→ **PROBLEM TO WORK ON**
Leave out the pictures and return every entry exactly as it appears.

==*==

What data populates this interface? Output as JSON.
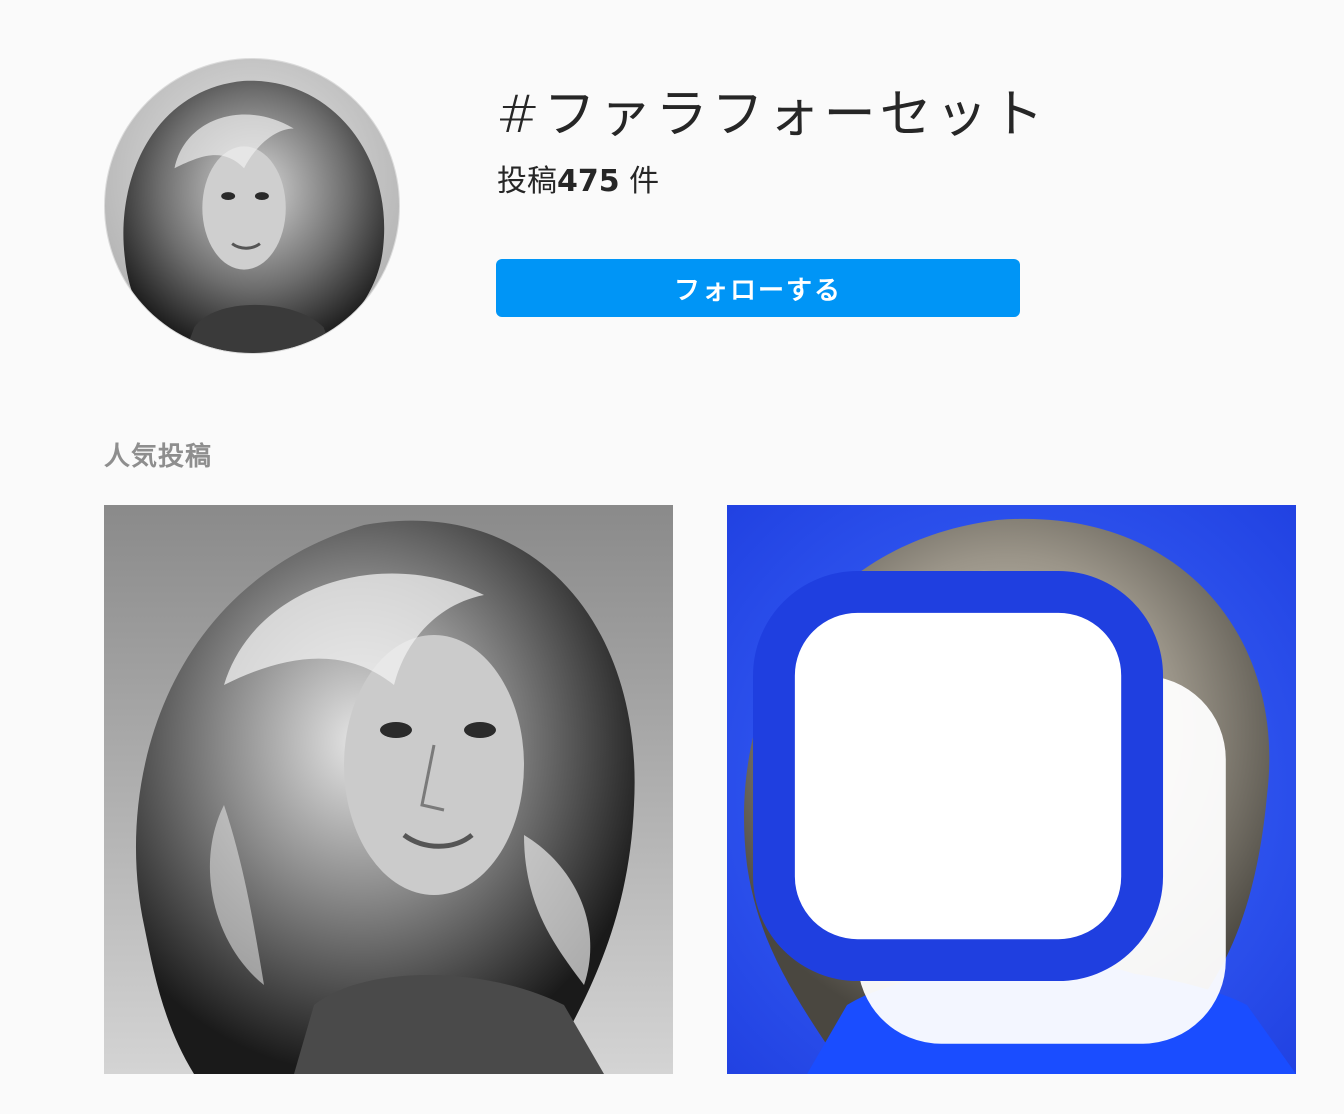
{
  "header": {
    "hashtag_title": "#ファラフォーセット",
    "post_count_prefix": "投稿",
    "post_count_number": "475",
    "post_count_suffix": " 件",
    "follow_label": "フォローする",
    "avatar_icon": "hashtag-avatar-photo"
  },
  "top_posts": {
    "section_label": "人気投稿",
    "posts": [
      {
        "style": "black-and-white portrait",
        "multi_image": false
      },
      {
        "style": "color portrait on blue background",
        "multi_image": true,
        "badge_icon": "carousel-icon"
      }
    ]
  },
  "colors": {
    "background": "#fafafa",
    "accent": "#0095f6",
    "text_primary": "#262626",
    "text_secondary": "#8e8e8e"
  }
}
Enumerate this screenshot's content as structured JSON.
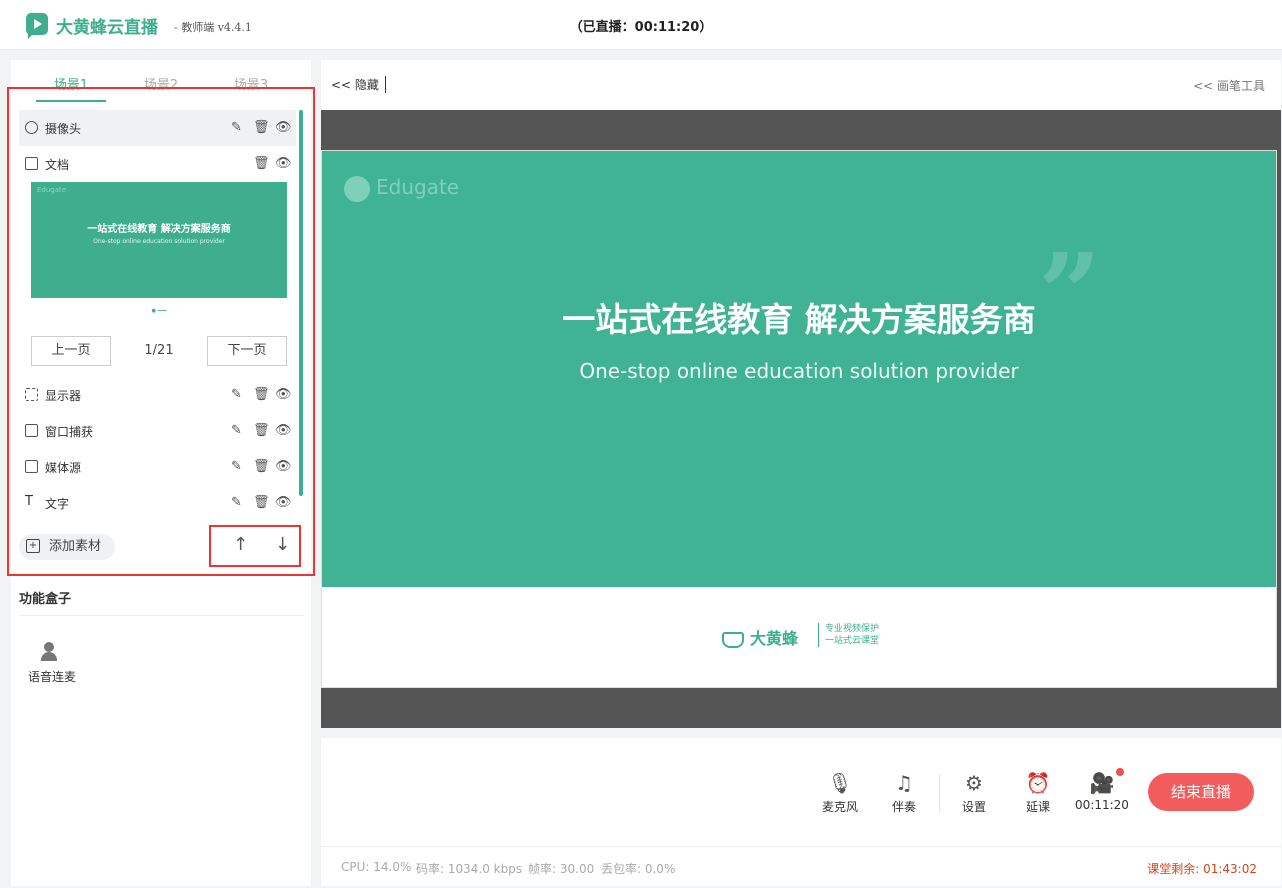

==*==

→ **FINAL ANSWER**
What data populates this interface? Output as JSON.
{
  "header": {
    "hashtag_title": "#ファラフォーセット",
    "post_count_prefix": "投稿",
    "post_count_number": "475",
    "post_count_suffix": " 件",
    "follow_label": "フォローする",
    "avatar_icon": "hashtag-avatar-photo"
  },
  "top_posts": {
    "section_label": "人気投稿",
    "posts": [
      {
        "style": "black-and-white portrait",
        "multi_image": false
      },
      {
        "style": "color portrait on blue background",
        "multi_image": true,
        "badge_icon": "carousel-icon"
      }
    ]
  },
  "colors": {
    "background": "#fafafa",
    "accent": "#0095f6",
    "text_primary": "#262626",
    "text_secondary": "#8e8e8e"
  }
}
Enumerate this screenshot's content as structured JSON.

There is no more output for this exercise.